Poincaré Recurrence, Cycles and Spurious Equilibria in Gradient-Descent-Ascent for Non-Convex Non-Concave Zero-Sum Games

Neural Information Processing Systems

We study a wide class of non-convex non-concave min-max games that generalizes over standard bilinear zero-sum games. In this class, players control the inputs of a smooth function whose output is being applied to a bilinear zero-sum game. This class of games is motivated by the indirect nature of the competition in Generative Adversarial Networks, where players control the parameters of a neural network while the actual competition happens between the distributions that the generator and discriminator capture. We establish theoretically, that depending on the specific instance of the problem gradient-descent-ascent dynamics can exhibit a variety of behaviors antithetical to convergence to the game theoretically meaningful min-max solution. Specifically, different forms of recurrent behavior (including periodicity and Poincar\'{e} recurrence) are possible as well as convergence to spurious (non-min-max) equilibria for a positive measure of initial conditions.


Can SGD Learn Recurrent Neural Networks with Provable Generalization?

Neural Information Processing Systems

Recurrent Neural Networks (RNNs) are among the most popular models in sequential data analysis. Yet, in the foundational PAC learning language, what concept class can it learn? Moreover, how can the same recurrent unit simultaneously learn functions from different input tokens to different output tokens, without affecting each other? In this paper, we show using the vanilla stochastic gradient descent (SGD), RNN can actually learn some notable concept class \emph{efficiently}, meaning that both time and sample complexity scale \emph{polynomially} in the input length (or almost polynomially, depending on the concept). This concept class at least includes functions where each output token is generated from inputs of earlier tokens using a smooth two-layer neural network.

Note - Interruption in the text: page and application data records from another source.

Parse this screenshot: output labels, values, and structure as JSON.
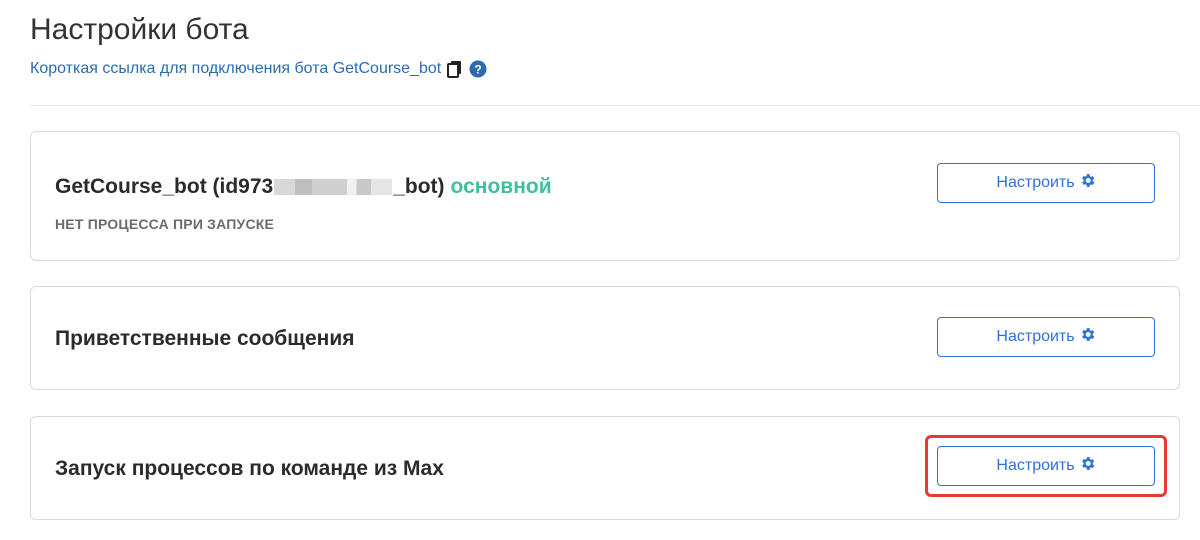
{
  "page": {
    "title": "Настройки бота",
    "short_link_text": "Короткая ссылка для подключения бота GetCourse_bot"
  },
  "icons": {
    "copy": "copy-icon",
    "help": "help-icon",
    "settings": "gear-icon"
  },
  "colors": {
    "link": "#2b6cb0",
    "accent": "#2f72d6",
    "main_badge": "#3fbf9f",
    "highlight": "#e53935"
  },
  "cards": [
    {
      "title_prefix": "GetCourse_bot (id973",
      "title_suffix": "_bot)",
      "badge": "основной",
      "note": "НЕТ ПРОЦЕССА ПРИ ЗАПУСКЕ",
      "button_label": "Настроить"
    },
    {
      "title": "Приветственные сообщения",
      "button_label": "Настроить"
    },
    {
      "title": "Запуск процессов по команде из Max",
      "button_label": "Настроить"
    }
  ]
}
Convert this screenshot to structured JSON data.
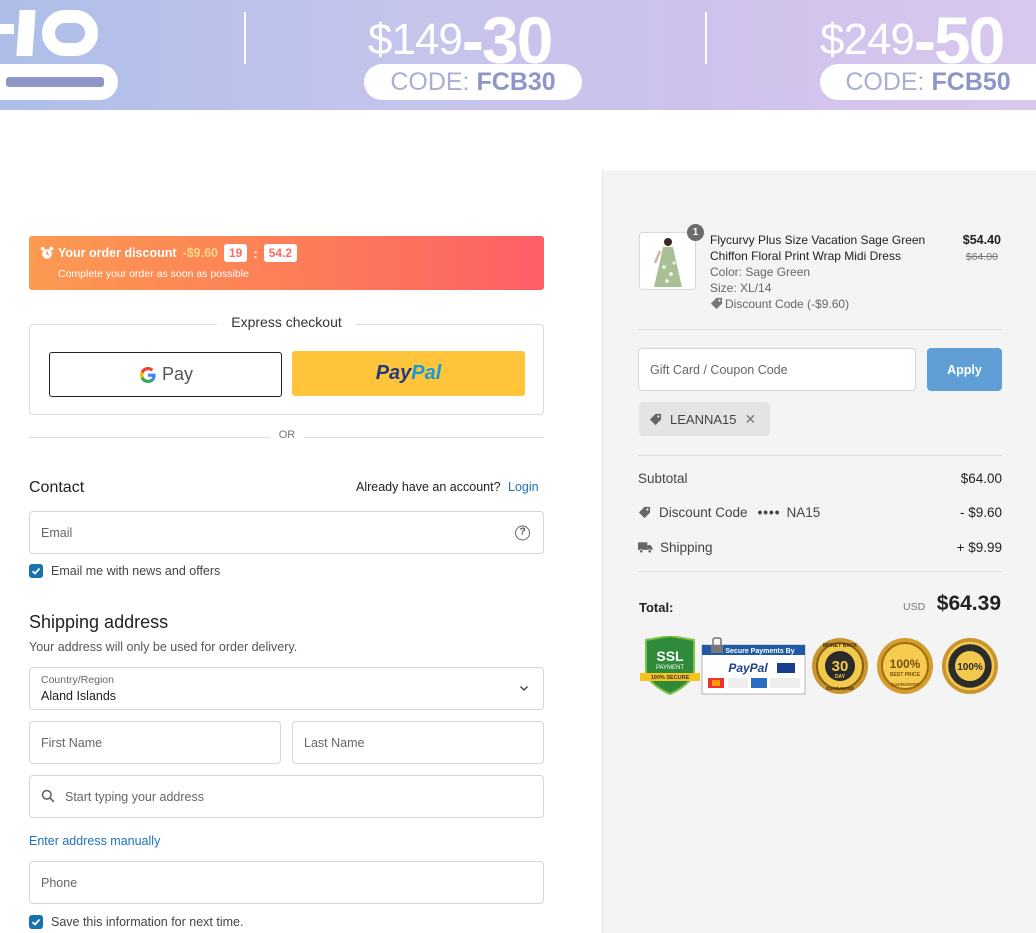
{
  "banner": {
    "promos": [
      {
        "price": "$149",
        "discount": "-30",
        "code_prefix": "CODE:",
        "code": "FCB30"
      },
      {
        "price": "$249",
        "discount": "-50",
        "code_prefix": "CODE:",
        "code": "FCB50"
      }
    ],
    "colors": {
      "gradient_start": "#aebee9",
      "gradient_end": "#d8c8ee",
      "code_text": "#8d96c8"
    }
  },
  "timer": {
    "title": "Your order discount",
    "amount": "-$9.60",
    "minutes": "19",
    "separator": ":",
    "seconds": "54.2",
    "subtitle": "Complete your order as soon as possible"
  },
  "express": {
    "title": "Express checkout",
    "gpay_label": "Pay",
    "paypal_pay": "Pay",
    "paypal_pal": "Pal",
    "or_label": "OR"
  },
  "contact": {
    "heading": "Contact",
    "account_prompt": "Already have an account?",
    "login_label": "Login",
    "email_placeholder": "Email",
    "newsletter_label": "Email me with news and offers",
    "newsletter_checked": true
  },
  "shipping": {
    "heading": "Shipping address",
    "subtitle": "Your address will only be used for order delivery.",
    "country_label": "Country/Region",
    "country_value": "Aland Islands",
    "first_name_placeholder": "First Name",
    "last_name_placeholder": "Last Name",
    "address_placeholder": "Start typing your address",
    "manual_link": "Enter address manually",
    "phone_placeholder": "Phone",
    "save_label": "Save this information for next time.",
    "save_checked": true
  },
  "summary": {
    "item": {
      "quantity": "1",
      "name": "Flycurvy Plus Size Vacation Sage Green Chiffon Floral Print Wrap Midi Dress",
      "color": "Color: Sage Green",
      "size": "Size: XL/14",
      "discount": "Discount Code (-$9.60)",
      "price": "$54.40",
      "original_price": "$64.00"
    },
    "coupon_placeholder": "Gift Card / Coupon Code",
    "apply_label": "Apply",
    "applied_code": "LEANNA15",
    "subtotal_label": "Subtotal",
    "subtotal_value": "$64.00",
    "discount_label": "Discount Code",
    "discount_dots": "••••",
    "discount_code_tail": "NA15",
    "discount_value": "- $9.60",
    "shipping_label": "Shipping",
    "shipping_value": "+ $9.99",
    "total_label": "Total:",
    "total_currency": "USD",
    "total_value": "$64.39",
    "trust_badges": {
      "ssl_title": "SSL",
      "ssl_sub": "PAYMENT",
      "ssl_ribbon": "100% SECURE",
      "secure_header": "Secure Payments By",
      "secure_paypal": "PayPal",
      "money_back_top": "MONEY BACK",
      "money_back_num": "30",
      "money_back_mid": "DAY",
      "money_back_bottom": "GUARANTEE",
      "best_price_num": "100%",
      "best_price_mid": "BEST PRICE",
      "best_price_bottom": "GUARANTEE",
      "satisfaction_num": "100%"
    },
    "accent_color": "#5f9fd6"
  }
}
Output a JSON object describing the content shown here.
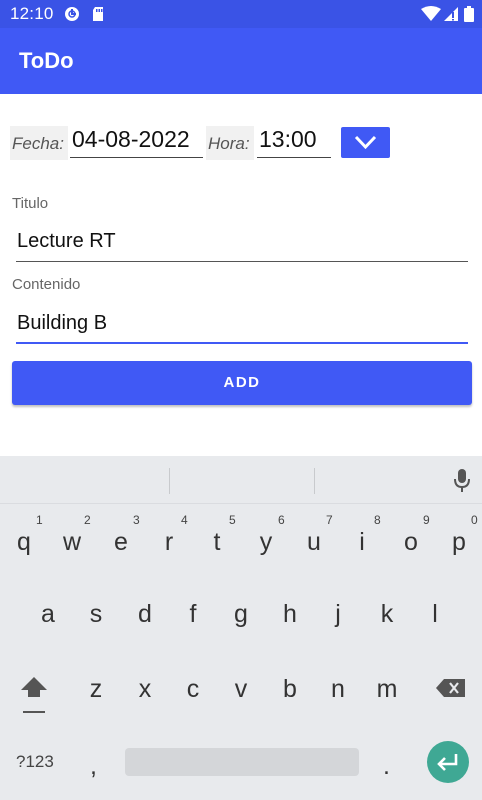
{
  "status_bar": {
    "time": "12:10",
    "left_icons": [
      "data-saver-icon",
      "sd-card-icon"
    ],
    "right_icons": [
      "wifi-icon",
      "signal-icon",
      "battery-icon"
    ]
  },
  "app_bar": {
    "title": "ToDo"
  },
  "datetime": {
    "fecha_label": "Fecha:",
    "fecha_value": "04-08-2022",
    "hora_label": "Hora:",
    "hora_value": "13:00",
    "dropdown_icon": "chevron-down-icon"
  },
  "form": {
    "titulo_label": "Titulo",
    "titulo_value": "Lecture RT",
    "contenido_label": "Contenido",
    "contenido_value": "Building B",
    "add_label": "ADD"
  },
  "keyboard": {
    "row1": [
      "q",
      "w",
      "e",
      "r",
      "t",
      "y",
      "u",
      "i",
      "o",
      "p"
    ],
    "row1_hints": [
      "1",
      "2",
      "3",
      "4",
      "5",
      "6",
      "7",
      "8",
      "9",
      "0"
    ],
    "row2": [
      "a",
      "s",
      "d",
      "f",
      "g",
      "h",
      "j",
      "k",
      "l"
    ],
    "row3": [
      "z",
      "x",
      "c",
      "v",
      "b",
      "n",
      "m"
    ],
    "symbols_label": "?123",
    "comma": ",",
    "period": ".",
    "icons": [
      "mic-icon",
      "shift-icon",
      "backspace-icon",
      "enter-icon"
    ]
  },
  "colors": {
    "primary": "#4059f5",
    "status_bar": "#3a53e6",
    "enter_key": "#3fa894",
    "keyboard_bg": "#e8eaed"
  }
}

On the Expressive Power of Deep Polynomial Neural Networks

Neural Information Processing Systems

We study deep neural networks with polynomial activations, particularly their expressive power. For a fixed architecture and activation degree, a polynomial neural network defines an algebraic map from weights to polynomials. The image of this map is the functional space associated to the network, and it is an irreducible algebraic variety upon taking closure. This paper proposes the dimension of this variety as a precise measure of the expressive power of polynomial neural networks. We obtain several theoretical results regarding this dimension as a function of architecture, including an exact formula for high activation degrees, as well as upper and lower bounds on layer widths in order for deep polynomials networks to fill the ambient functional space.

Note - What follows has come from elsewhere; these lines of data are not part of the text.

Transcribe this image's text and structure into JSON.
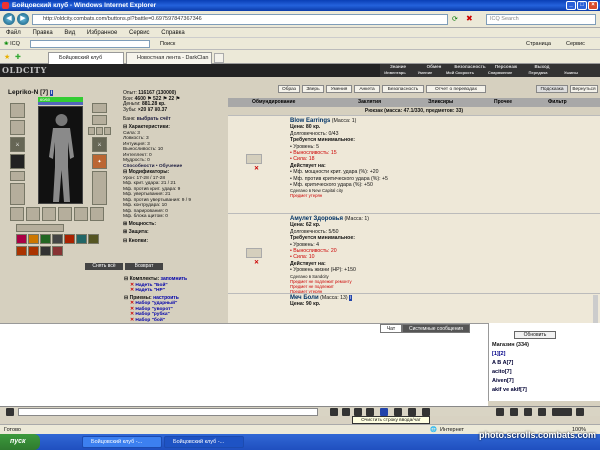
{
  "window": {
    "title": "Бойцовский клуб - Windows Internet Explorer"
  },
  "browser": {
    "url": "http://oldcity.combats.com/buttons.pl?battle=0.697597847367346",
    "search_placeholder": "ICQ Search",
    "menu": [
      "Файл",
      "Правка",
      "Вид",
      "Избранное",
      "Сервис",
      "Справка"
    ],
    "links": {
      "icq": "ICQ",
      "search": "Поиск",
      "page": "Страница",
      "service": "Сервис"
    },
    "tabs": [
      {
        "label": "Бойцовский клуб",
        "active": true
      },
      {
        "label": "Новостная лента - DarkClan",
        "active": false
      }
    ]
  },
  "game": {
    "logo": "OLDCITY",
    "top_menu_row1": [
      "Знание",
      "Обмен",
      "Безопасность",
      "Персонаж",
      "Выход"
    ],
    "top_menu_row2": [
      "Инвентарь",
      "Умение",
      "Мой Скорость",
      "Снаряжение",
      "Передача",
      "Ушины"
    ],
    "character": {
      "name": "Lepriko-N [7]",
      "hp": "60/60",
      "bank_label": "Банк:",
      "bank_link": "выбрать счёт",
      "stats_label": "Характеристики:",
      "stats": [
        "Сила: 3",
        "Ловкость: 3",
        "Интуиция: 3",
        "Выносливость: 10",
        "Интеллект: 0",
        "Мудрость: 0"
      ],
      "abilities_link": "Способности • Обучение",
      "modifiers_label": "Модификаторы:",
      "modifiers": [
        "Урон: 17-28 / 17-28",
        "Мф. крит. удара: 21 / 21",
        "Мф. против крит. удара: 9",
        "Мф. увертывания: 21",
        "Мф. против увертывания: 9 / 9",
        "Мф. контрудара: 10",
        "Мф. парирования: 0",
        "Мф. блока щитом: 0"
      ],
      "power_label": "Мощность:",
      "defense_label": "Защита:",
      "buttons_label": "Кнопки:",
      "btn_remove_all": "Снять всё",
      "btn_return": "Возврат",
      "sets_label": "Комплекты:",
      "sets_remember": "запомнить",
      "sets": [
        "Надеть \"Бой\"",
        "Надеть \"НР\""
      ],
      "techniques_label": "Приемы:",
      "techniques_configure": "настроить",
      "techniques": [
        "Набор \"ударный\"",
        "Набор \"уворот\"",
        "Набор \"рубка\"",
        "Набор \"бой\""
      ]
    },
    "money": {
      "exp_label": "Опыт:",
      "exp": "116167 (130000)",
      "battles_label": "Бои:",
      "battles": "4600 ⚑ 522 ⚑ 22 ⚑",
      "money_label": "Деньги:",
      "money": "881.28 кр.",
      "teeth_label": "Зубы:",
      "teeth": "×20 ¥7 ¥0.37"
    },
    "inventory": {
      "top_buttons": [
        "Образ",
        "Зверь",
        "Умения",
        "Анкета",
        "Безопасность",
        "Отчет о переводах",
        "Подсказка",
        "Вернуться"
      ],
      "header": [
        "Обмундирование",
        "Заклятия",
        "Эликсиры",
        "Прочее",
        "Фильтр"
      ],
      "rucksack": "Рюкзак (масса: 47.1/330, предметов: 33)",
      "items": [
        {
          "name": "Blow Earrings",
          "mass": "(Масса: 1)",
          "price": "Цена: 80 кр.",
          "durability": "Долговечность: 0/43",
          "req_label": "Требуется минимальное:",
          "reqs": [
            {
              "t": "• Уровень: 5",
              "red": false
            },
            {
              "t": "• Выносливость: 15",
              "red": true
            },
            {
              "t": "• Сила: 18",
              "red": true
            }
          ],
          "acts_label": "Действует на:",
          "acts": [
            "• Мф. мощности крит. удара (%): +20",
            "• Мф. против критического удара (%): +5",
            "• Мф. критического удара (%): +50"
          ],
          "note": "Сделано в New Capital city",
          "note2": "Предмет утерян"
        },
        {
          "name": "Амулет Здоровья",
          "mass": "(Масса: 1)",
          "price": "Цена: 62 кр.",
          "durability": "Долговечность: 5/50",
          "req_label": "Требуется минимальное:",
          "reqs": [
            {
              "t": "• Уровень: 4",
              "red": false
            },
            {
              "t": "• Выносливость: 20",
              "red": true
            },
            {
              "t": "• Сила: 10",
              "red": true
            }
          ],
          "acts_label": "Действует на:",
          "acts": [
            "• Уровень жизни (HP): +150"
          ],
          "note": "Сделано в Sandcity",
          "note2": "Предмет не подлежит ремонту",
          "note3": "Предмет не подлежит",
          "note4": "Предмет утерян"
        },
        {
          "name": "Меч Боли",
          "mass": "(Масса: 13)",
          "price": "Цена: 90 кр."
        }
      ]
    },
    "chat": {
      "tab_chat": "Чат",
      "tab_system": "Системные сообщения"
    },
    "online": {
      "refresh": "Обновить",
      "room": "Магазин (334)",
      "pages": "[1][2]",
      "users": [
        "A B A[7]",
        "acito[7]",
        "Aiven[7]",
        "akif ve akif[7]"
      ]
    },
    "tooltip": "Очистить строку ввода/чат"
  },
  "status": {
    "left": "Готово",
    "zone": "Интернет",
    "zoom": "100%"
  },
  "taskbar": {
    "start": "пуск",
    "tasks": [
      "Бойцовский клуб -...",
      "Бойцовский клуб -..."
    ]
  },
  "watermark": "photo.scrolls.combats.com"
}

Temporal FiLM: Capturing Long-Range Sequence Dependencies with Feature-Wise Modulations.

Neural Information Processing Systems

Learning representations that accurately capture long-range dependencies in sequential inputs --- including text, audio, and genomic data --- is a key problem in deep learning. Feed-forward convolutional models capture only feature interactions within finite receptive fields while recurrent architectures can be slow and difficult to train due to vanishing gradients. Here, we propose Temporal Feature-Wise Linear Modulation (TFiLM) --- a novel architectural component inspired by adaptive batch normalization and its extensions --- that uses a recurrent neural network to alter the activations of a convolutional model. This approach expands the receptive field of convolutional sequence models with minimal computational overhead. Empirically, we find that TFiLM significantly improves the learning speed and accuracy of feed-forward neural networks on a range of generative and discriminative learning tasks, including text classification and audio super-resolution.